1Source – Morningstar, Inc. Corporate Bonds is presented as the iShares iBoxx $ Investment Grade Corporate Bond ETF. Municipal Bonds is presented as the iShares National Municipal Bond ETF. High Yield Bonds is presented as the iShares iBoxx $ High Yield Corporate Bond ETF. 10 Year Treasury refers to the  valuation of a 10 Year Treasury Note, a debt obligation issued by the U.S. Department of the Treasury. Fed Funds Target represents upper limit of the federal  funds target range established by the Federal Open Market Committee. Inflation Rate provided for the purposes of this report by the U.S. Bureau of Labor  Statistics. Unemployment Rate calculated by the U.S. Bureau of Labor Statistics. WTI Crude Oil refers to the price of a barrel of West Texas Intermediate NYMEX) Crude Oil. Gold – Spot Price relates to the valuation of an ounce of gold, as traded on the NYSE Arca Exchange. U.S. Dollar refers to the U.S. Dollar  Index (DXY). All Returns are denominated in USD (United States Dollar), unless otherwise explicitly noted.
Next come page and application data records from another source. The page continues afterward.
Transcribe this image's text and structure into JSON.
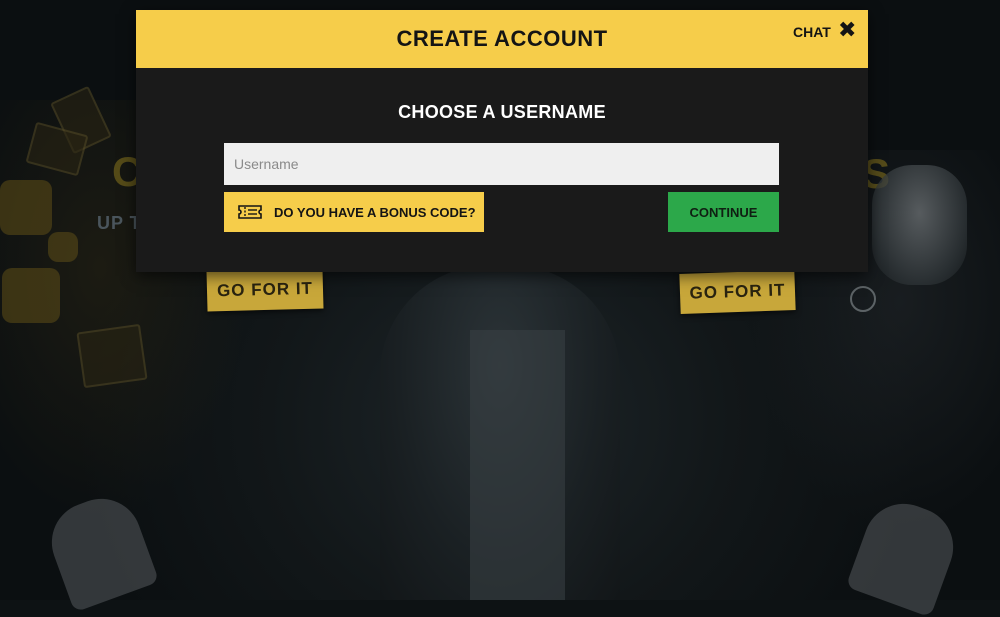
{
  "modal": {
    "title": "CREATE ACCOUNT",
    "chat_label": "CHAT",
    "close_icon": "close-icon",
    "subtitle": "CHOOSE A USERNAME",
    "username_placeholder": "Username",
    "username_value": "",
    "bonus_code_label": "DO YOU HAVE A BONUS CODE?",
    "bonus_icon": "ticket-icon",
    "continue_label": "CONTINUE"
  },
  "background": {
    "left_promo_heading": "C",
    "left_promo_sub": "UP T",
    "right_promo_heading": "S",
    "left_cta": "GO FOR IT",
    "right_cta": "GO FOR IT"
  },
  "colors": {
    "accent_yellow": "#f6cd4a",
    "continue_green": "#2ca84a",
    "modal_body": "#1a1a1a",
    "input_bg": "#efefef"
  }
}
Did You Know?

In Scotland, the “First-Footing” tradition is a unique way to welcome the New Year. As the clock strikes midnight, the first person to enter a home is considered special, bringing luck and prosperity. The ideal “First-Footer” is tall, dark-haired, and carries symbolic gifts like coins for wealth, bread for food, salt for flavor, and whisky for toasting to health and happiness. This tradition reflects the belief in starting the year with positive energy and good fortune.

Presented by the Investment Committee of Lake Street, an SEC Registered Investment Adviser

The information contained herein constitutes general information and is not directed to, designed for, or individually tailored to, any particular investor or potential investor. This report is not intended to be a client-specific suitability analysis or recommendation, an offer to participate in any investment, or a recommendation to buy, hold or sell securities. Do not use this report as the sole basis for investment decisions. Do not select an asset class or investment product based on performance alone. Consider all relevant information, including your existing portfolio, investment objectives, risk tolerance, liquidity needs and investment time horizon. Diversification does not ensure a profit or guarantee against a loss. There is no assurance that any investment strategy will be successful. Investing involves risk and you may incur a profit or a loss.